A brand-new SpaceX booster, an rarity for the reusable rocket organization, is ready to launch a fresh cargo ship to the International Space Station for NASA on Thursday (June 3).
The Falcon 9 rocket is cleared to launch the CRS-22 Dragon payload mission to the space station from Pad 39A of NASA’s Kennedy Space Center in Florida. Takeoff is set for 1:29 p.m. EDT (1729 GMT). NASA’s launch webcast, which you’ll have the option to watch here on Space.com, will start at 12:30 p.m. EDT (1630 GMT).

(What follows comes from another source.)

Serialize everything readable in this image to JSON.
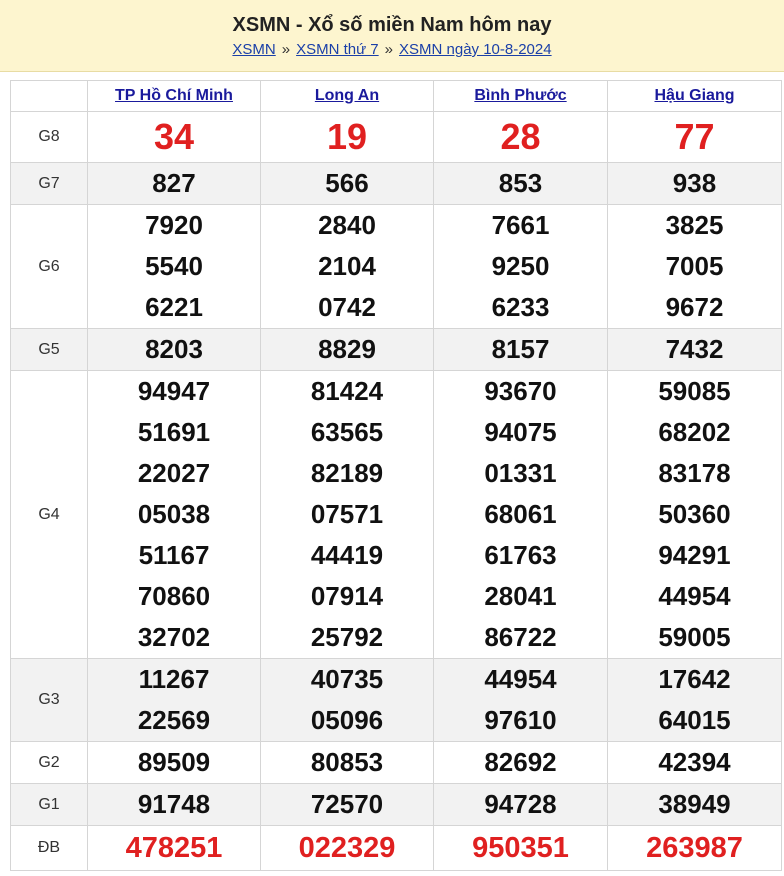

“We are less than 24 hours away from our 22nd resupply mission to the International Space Station,” Sarah Walker, Dragon mission management for SpaceX, which has been flying commercial cargo missions for NASA since 2012, said during a news conference held Wednesday (June 2). “I feel like I blinked and we’re here talking about the 22nd one.”
Thursday’s launch will haul around 4,300 lbs. (1,950 kilograms) of pressurized cargo to the International Space Station, including new supplies for the station’s astronaut team and experiment gear, just as two new roll-out solar arrays to be installed during forthcoming spacewalks, NASA’s Joel Montalbano, space station program manager, told journalists.
While SpaceX is approaching the two-dozen mark with its NASA cargo missions, the impending CRS-22 flight stands separated from ongoing flights as a result of its new booster. The organization consistently reflies the first stages of its Falcon 9 rockets — and surprisingly its Dragon capsules — as a component of its reusability program to bring lower launch costs.
“This is the 17th mission that SpaceX has launched just in this front half of 2021 this year, and the first one where we’re introducing a new booster to the fleet,” Walker said, adding that the company’s recent baseline has been to fly Falcon 9 stages at least two or three times (the current record is 10 flights, set last month). “So we’re actually surprised when we get to a mission like today’s where we’re flying a new booster. I think that’s really neat.”
On the off chance that all works out in a good way, the pristine Falcon 9 booster will launch its CRS-22 Dragon load transport into space and afterward land on SpaceX’s robot boat Of Course I Still Love You in the Atlantic Ocean so it tends to be recuperated for later reuse. The Dragon capsule, in the interim, will forge ahead to the station, where it is planned to show up on Saturday (June 5) at 5 a.m. EDT (0900 GMT).
At present, weather forecasts predict a 60% possibility of good launch conditions for SpaceX, with the danger of rain showers posing the main concern. Comparable conditions are normal on Friday, a backup launch day for SpaceX, as per weather officials. In any case, a 60% possibility is encouraging.
“I do think that there’s still a better than average chance that we’ll be able to thread the needle and get in a good opportunity for tomorrow,” said launch weather officer Mark Burger of the 45th Weather Squadron at Cape Canaveral Space Force Station in the briefing.
SpaceX is one of two organizations (Northrop Grumman is the other) with multi-billion-dollar contracts with NASA to fly uncrewed load resupply missions to the International Space Station.
SpaceX additionally utilizes a Crew Dragon version of its spacecraft to fly astronauts to the station for NASA. The organization’s latest mission, Crew-2, carried four astronauts to the circling lab a month ago. Boeing likewise has a NASA crew contract, yet presently can’t seem to launch astronauts.